Ukraine Hints at Doubling Transit Fees for Russian Gas

For the first time after an agreement was reached earlier this week over the transit of Russian gas through Ukraine, the country has hinted at the price tag for the next five years, Kommersant writes. 

According to Ukrainian Energy Minister Alexei Orzhel, tariffs for Gazprom will double on average compared to the current ones, and Russia’s energy giant will pay $3 billion annually, or $15 billion over the five years. This amount will be divided roughly equally between the Ukrainian system’s operator and Naftogaz, the minister said.

Judging by the minister’s remarks, under the new contract, the Russian company, despite the decrease in transit volumes to 65 billion cubic meters in 2020 and 40 billion cubic meters in 2021-2024, will pay Ukraine as much as in 2018-2019, that is, about $2.9 billion per year. The average tariff can be about $64 per 1,000 cubic meters. That’s at least three times more expensive than flows through Nord Stream, Kommersant writes.

If Kyiv’s statements on tariffs are true, the new contract may look like a necessary step for Gazprom, which had no time to complete the construction of its pipelines bypassing Ukraine by January 1 and had to agree to any terms and conditions to avoid even greater losses in the event of a transit interruption, analysts told the business newspaper.

If that is the case, once the Nord Stream 2 and the TurkStream pipelines are ready, Gazprom may be tempted to review the contract with Ukraine, the experts said.

At the same time, it is too early yet to provide any estimates, since there is no clarification on the full picture of the deal. According to Maria Belova of Vygon Consulting, the high transit tariff rates, which are required to support Naftogaz’s financial condition, can be a condition for Russian gas supplies to Ukraine’s domestic market. Russia has always insisted on that because such supplies are very profitable for Gazprom.

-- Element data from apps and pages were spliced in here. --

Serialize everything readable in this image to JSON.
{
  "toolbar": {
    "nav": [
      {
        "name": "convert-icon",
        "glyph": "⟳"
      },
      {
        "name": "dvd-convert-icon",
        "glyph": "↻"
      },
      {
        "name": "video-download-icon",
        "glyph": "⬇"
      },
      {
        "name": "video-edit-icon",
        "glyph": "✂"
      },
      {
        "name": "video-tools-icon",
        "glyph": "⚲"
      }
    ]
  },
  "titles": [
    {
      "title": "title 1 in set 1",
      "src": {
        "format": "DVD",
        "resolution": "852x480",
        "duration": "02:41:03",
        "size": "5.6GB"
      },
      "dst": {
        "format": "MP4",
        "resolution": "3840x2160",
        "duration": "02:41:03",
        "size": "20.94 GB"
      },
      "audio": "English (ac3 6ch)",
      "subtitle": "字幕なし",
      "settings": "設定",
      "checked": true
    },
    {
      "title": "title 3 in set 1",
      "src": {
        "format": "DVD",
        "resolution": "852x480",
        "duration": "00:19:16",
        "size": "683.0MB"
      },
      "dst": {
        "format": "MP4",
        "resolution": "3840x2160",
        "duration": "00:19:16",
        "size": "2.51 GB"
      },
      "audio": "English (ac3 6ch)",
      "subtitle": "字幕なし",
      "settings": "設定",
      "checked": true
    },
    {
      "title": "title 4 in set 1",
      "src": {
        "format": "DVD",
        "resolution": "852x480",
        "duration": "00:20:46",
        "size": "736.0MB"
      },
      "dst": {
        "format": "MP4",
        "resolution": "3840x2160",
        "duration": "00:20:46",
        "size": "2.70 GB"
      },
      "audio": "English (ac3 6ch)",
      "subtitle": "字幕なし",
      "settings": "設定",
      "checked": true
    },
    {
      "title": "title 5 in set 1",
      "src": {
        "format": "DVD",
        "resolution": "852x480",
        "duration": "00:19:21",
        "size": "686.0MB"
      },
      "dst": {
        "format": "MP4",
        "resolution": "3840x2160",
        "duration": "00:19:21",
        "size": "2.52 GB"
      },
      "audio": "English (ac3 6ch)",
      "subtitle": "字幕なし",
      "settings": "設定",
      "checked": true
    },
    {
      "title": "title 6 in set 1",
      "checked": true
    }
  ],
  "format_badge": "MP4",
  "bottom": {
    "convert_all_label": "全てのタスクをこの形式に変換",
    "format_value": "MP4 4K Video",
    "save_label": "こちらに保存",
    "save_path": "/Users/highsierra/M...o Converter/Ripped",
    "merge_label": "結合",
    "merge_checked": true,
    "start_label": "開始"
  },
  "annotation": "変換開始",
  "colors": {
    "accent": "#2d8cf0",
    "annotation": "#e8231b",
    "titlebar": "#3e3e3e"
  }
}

However, if cheap Russian gas enters the market directly, Naftogaz, which is left without transit revenues, would also lose the Ukrainian industry, its only financially reliable consumer, Belova noted.